#### [TASK DIRECTIONS]
Print the listing below exactly, images excluded.

#### [DATA SHOWN]

****************************************

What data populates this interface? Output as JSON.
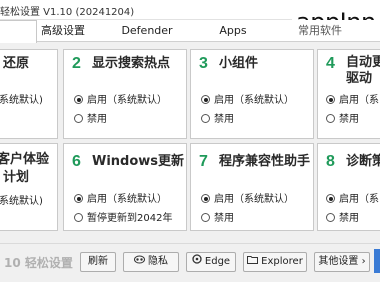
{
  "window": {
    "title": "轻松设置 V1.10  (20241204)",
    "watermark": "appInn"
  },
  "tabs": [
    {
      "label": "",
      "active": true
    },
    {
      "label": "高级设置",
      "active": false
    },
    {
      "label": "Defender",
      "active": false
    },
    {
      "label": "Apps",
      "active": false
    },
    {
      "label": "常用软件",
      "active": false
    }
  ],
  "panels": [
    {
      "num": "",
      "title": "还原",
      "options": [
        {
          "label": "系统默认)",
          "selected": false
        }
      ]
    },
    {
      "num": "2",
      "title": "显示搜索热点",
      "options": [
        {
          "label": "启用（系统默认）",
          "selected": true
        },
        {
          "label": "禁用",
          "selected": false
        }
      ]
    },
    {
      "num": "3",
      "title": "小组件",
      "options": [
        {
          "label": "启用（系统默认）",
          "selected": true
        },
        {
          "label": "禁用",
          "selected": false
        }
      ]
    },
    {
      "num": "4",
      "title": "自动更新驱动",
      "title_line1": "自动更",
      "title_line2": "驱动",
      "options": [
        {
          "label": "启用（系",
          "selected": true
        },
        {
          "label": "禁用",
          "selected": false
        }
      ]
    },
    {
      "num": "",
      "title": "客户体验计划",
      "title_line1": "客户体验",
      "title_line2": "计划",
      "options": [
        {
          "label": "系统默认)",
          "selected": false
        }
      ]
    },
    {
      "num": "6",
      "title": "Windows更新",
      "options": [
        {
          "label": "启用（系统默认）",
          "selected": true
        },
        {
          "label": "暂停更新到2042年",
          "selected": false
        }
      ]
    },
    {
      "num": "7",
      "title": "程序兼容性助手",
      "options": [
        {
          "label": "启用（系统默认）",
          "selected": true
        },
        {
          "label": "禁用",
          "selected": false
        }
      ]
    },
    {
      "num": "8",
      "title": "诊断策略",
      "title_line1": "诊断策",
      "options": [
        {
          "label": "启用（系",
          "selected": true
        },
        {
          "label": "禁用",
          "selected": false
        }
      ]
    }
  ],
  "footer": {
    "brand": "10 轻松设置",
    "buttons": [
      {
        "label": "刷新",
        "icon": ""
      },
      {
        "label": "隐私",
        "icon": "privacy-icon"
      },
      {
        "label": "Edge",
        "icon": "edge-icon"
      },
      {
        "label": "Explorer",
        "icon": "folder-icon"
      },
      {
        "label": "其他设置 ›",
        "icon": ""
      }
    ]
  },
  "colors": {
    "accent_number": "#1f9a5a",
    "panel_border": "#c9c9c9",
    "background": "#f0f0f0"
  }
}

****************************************

#### [RESULT OF THIS EXERCISE]
What data populates this interface? Output as JSON.
{
  "window": {
    "title": "轻松设置 V1.10  (20241204)",
    "watermark": "appInn"
  },
  "tabs": [
    {
      "label": "",
      "active": true
    },
    {
      "label": "高级设置",
      "active": false
    },
    {
      "label": "Defender",
      "active": false
    },
    {
      "label": "Apps",
      "active": false
    },
    {
      "label": "常用软件",
      "active": false
    }
  ],
  "panels": [
    {
      "num": "",
      "title": "还原",
      "options": [
        {
          "label": "系统默认)",
          "selected": false
        }
      ]
    },
    {
      "num": "2",
      "title": "显示搜索热点",
      "options": [
        {
          "label": "启用（系统默认）",
          "selected": true
        },
        {
          "label": "禁用",
          "selected": false
        }
      ]
    },
    {
      "num": "3",
      "title": "小组件",
      "options": [
        {
          "label": "启用（系统默认）",
          "selected": true
        },
        {
          "label": "禁用",
          "selected": false
        }
      ]
    },
    {
      "num": "4",
      "title": "自动更新驱动",
      "title_line1": "自动更",
      "title_line2": "驱动",
      "options": [
        {
          "label": "启用（系",
          "selected": true
        },
        {
          "label": "禁用",
          "selected": false
        }
      ]
    },
    {
      "num": "",
      "title": "客户体验计划",
      "title_line1": "客户体验",
      "title_line2": "计划",
      "options": [
        {
          "label": "系统默认)",
          "selected": false
        }
      ]
    },
    {
      "num": "6",
      "title": "Windows更新",
      "options": [
        {
          "label": "启用（系统默认）",
          "selected": true
        },
        {
          "label": "暂停更新到2042年",
          "selected": false
        }
      ]
    },
    {
      "num": "7",
      "title": "程序兼容性助手",
      "options": [
        {
          "label": "启用（系统默认）",
          "selected": true
        },
        {
          "label": "禁用",
          "selected": false
        }
      ]
    },
    {
      "num": "8",
      "title": "诊断策略",
      "title_line1": "诊断策",
      "options": [
        {
          "label": "启用（系",
          "selected": true
        },
        {
          "label": "禁用",
          "selected": false
        }
      ]
    }
  ],
  "footer": {
    "brand": "10 轻松设置",
    "buttons": [
      {
        "label": "刷新",
        "icon": ""
      },
      {
        "label": "隐私",
        "icon": "privacy-icon"
      },
      {
        "label": "Edge",
        "icon": "edge-icon"
      },
      {
        "label": "Explorer",
        "icon": "folder-icon"
      },
      {
        "label": "其他设置 ›",
        "icon": ""
      }
    ]
  },
  "colors": {
    "accent_number": "#1f9a5a",
    "panel_border": "#c9c9c9",
    "background": "#f0f0f0"
  }
}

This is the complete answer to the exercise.